Ophthalmologic opinion has been somewhat divided as to whether retinal changes typical of diabetes mellitus are manifestations of the disease itself or are due to alterations of the blood vessels in the retina or to abnormalities of blood pressure caused by the disease. If the latter is true, obviously conditions other than diabetes may cause similar retinal changes. Hence the problem is one of both clinical and theoretic interest.

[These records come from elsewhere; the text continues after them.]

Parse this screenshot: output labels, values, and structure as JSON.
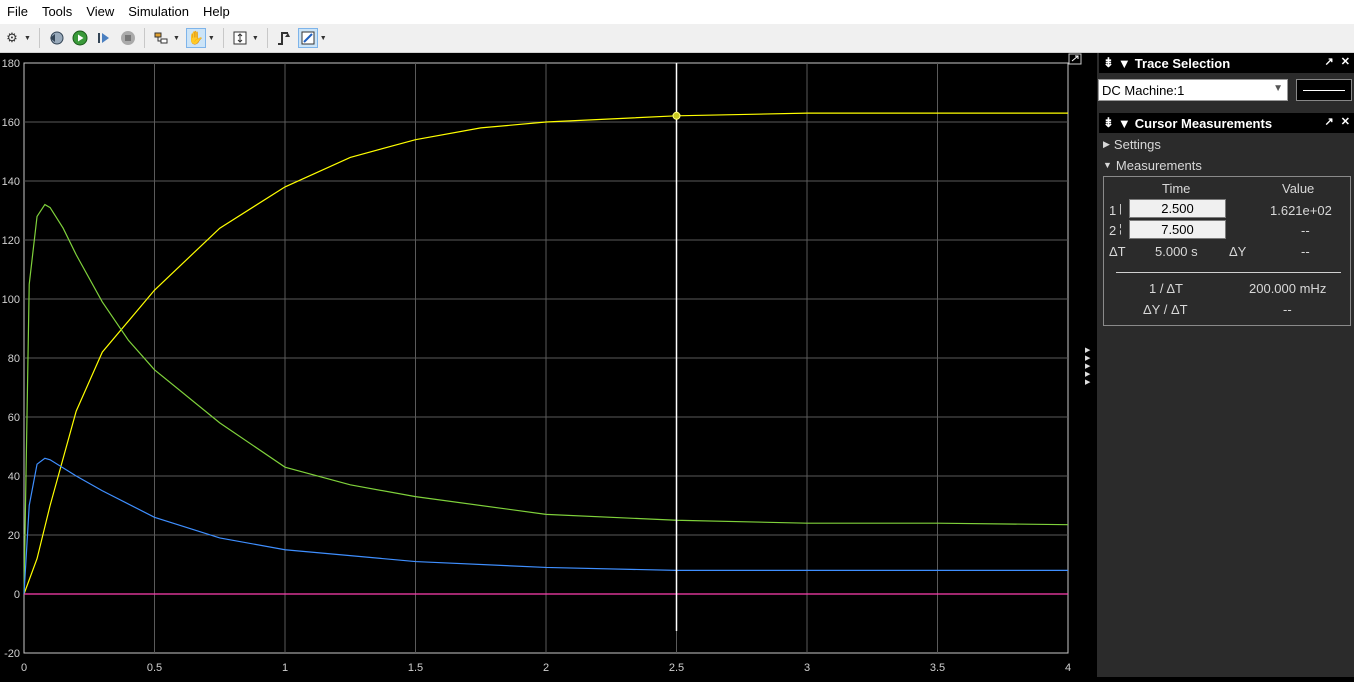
{
  "menu": [
    "File",
    "Tools",
    "View",
    "Simulation",
    "Help"
  ],
  "plot": {
    "xlim": [
      0,
      4
    ],
    "ylim": [
      -20,
      180
    ],
    "xticks": [
      "0",
      "0.5",
      "1",
      "1.5",
      "2",
      "2.5",
      "3",
      "3.5",
      "4"
    ],
    "yticks": [
      "180",
      "160",
      "140",
      "120",
      "100",
      "80",
      "60",
      "40",
      "20",
      "0",
      "-20"
    ],
    "cursor_x": 2.5,
    "cursor_y": 162.1
  },
  "chart_data": {
    "type": "line",
    "xlim": [
      0,
      4
    ],
    "ylim": [
      -20,
      180
    ],
    "grid": true,
    "series": [
      {
        "color": "#ffff00",
        "x": [
          0,
          0.05,
          0.1,
          0.2,
          0.3,
          0.5,
          0.75,
          1,
          1.25,
          1.5,
          1.75,
          2,
          2.5,
          3,
          3.5,
          4
        ],
        "y": [
          0,
          12,
          30,
          62,
          82,
          103,
          124,
          138,
          148,
          154,
          158,
          160,
          162.1,
          163,
          163,
          163
        ]
      },
      {
        "color": "#7fd13b",
        "x": [
          0,
          0.02,
          0.05,
          0.08,
          0.1,
          0.15,
          0.2,
          0.3,
          0.4,
          0.5,
          0.75,
          1,
          1.25,
          1.5,
          2,
          2.5,
          3,
          3.5,
          4
        ],
        "y": [
          0,
          105,
          128,
          132,
          131,
          124,
          115,
          99,
          86,
          76,
          58,
          43,
          37,
          33,
          27,
          25,
          24,
          24,
          23.5
        ]
      },
      {
        "color": "#3f8fff",
        "x": [
          0,
          0.02,
          0.05,
          0.08,
          0.1,
          0.2,
          0.3,
          0.5,
          0.75,
          1,
          1.5,
          2,
          2.5,
          3,
          3.5,
          4
        ],
        "y": [
          0,
          30,
          44,
          46,
          45.5,
          40,
          35,
          26,
          19,
          15,
          11,
          9,
          8,
          8,
          8,
          8
        ]
      },
      {
        "color": "#ff3fb0",
        "x": [
          0,
          4
        ],
        "y": [
          0,
          0
        ]
      }
    ]
  },
  "trace_selection": {
    "title": "Trace Selection",
    "selected": "DC Machine:1"
  },
  "cursor_measurements": {
    "title": "Cursor Measurements",
    "settings_label": "Settings",
    "measurements_label": "Measurements",
    "col_time": "Time",
    "col_value": "Value",
    "row1_label": "1",
    "row1_time": "2.500",
    "row1_value": "1.621e+02",
    "row2_label": "2",
    "row2_time": "7.500",
    "row2_value": "--",
    "dt_label": "ΔT",
    "dt_value": "5.000 s",
    "dy_label": "ΔY",
    "dy_value": "--",
    "inv_dt_label": "1 / ΔT",
    "inv_dt_value": "200.000 mHz",
    "dydt_label": "ΔY / ΔT",
    "dydt_value": "--"
  }
}
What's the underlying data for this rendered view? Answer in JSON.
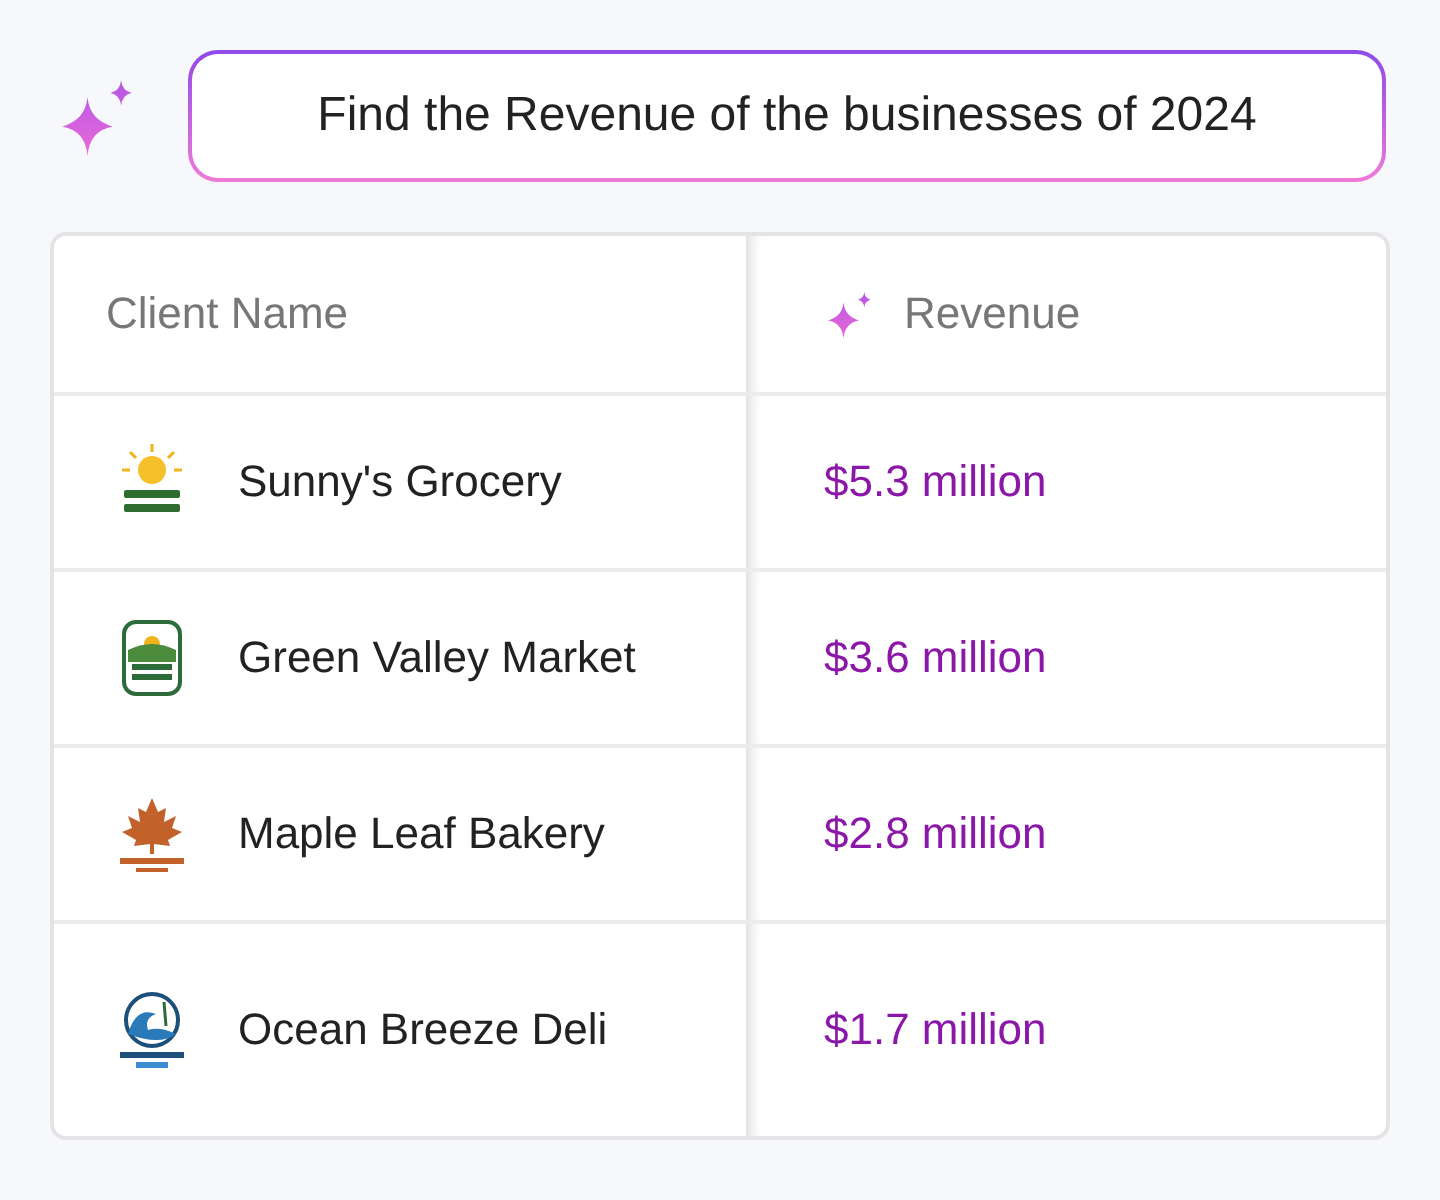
{
  "prompt": {
    "value": "Find the Revenue of the businesses of 2024"
  },
  "table": {
    "columns": [
      "Client Name",
      "Revenue"
    ],
    "rows": [
      {
        "client": "Sunny's Grocery",
        "revenue": "$5.3 million"
      },
      {
        "client": "Green Valley Market",
        "revenue": "$3.6 million"
      },
      {
        "client": "Maple Leaf Bakery",
        "revenue": "$2.8 million"
      },
      {
        "client": "Ocean Breeze Deli",
        "revenue": "$1.7 million"
      }
    ]
  }
}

General opinion favors the view that the ophthalmic changes are secondary to vascular changes. A particularly illuminating discussion is found in a symposium on diabetic retinitis in which Downey,1 discussing the subject from the point of view of the ophthalmologist, stated that most textbooks deal with diabetic retinitis in a very dogmatic way. In referring to the recent studies by Wagener and Wilder and by Benedict, he brought up the question whether diabetic retinitis as distinct from arteriosclerotic retinitis actually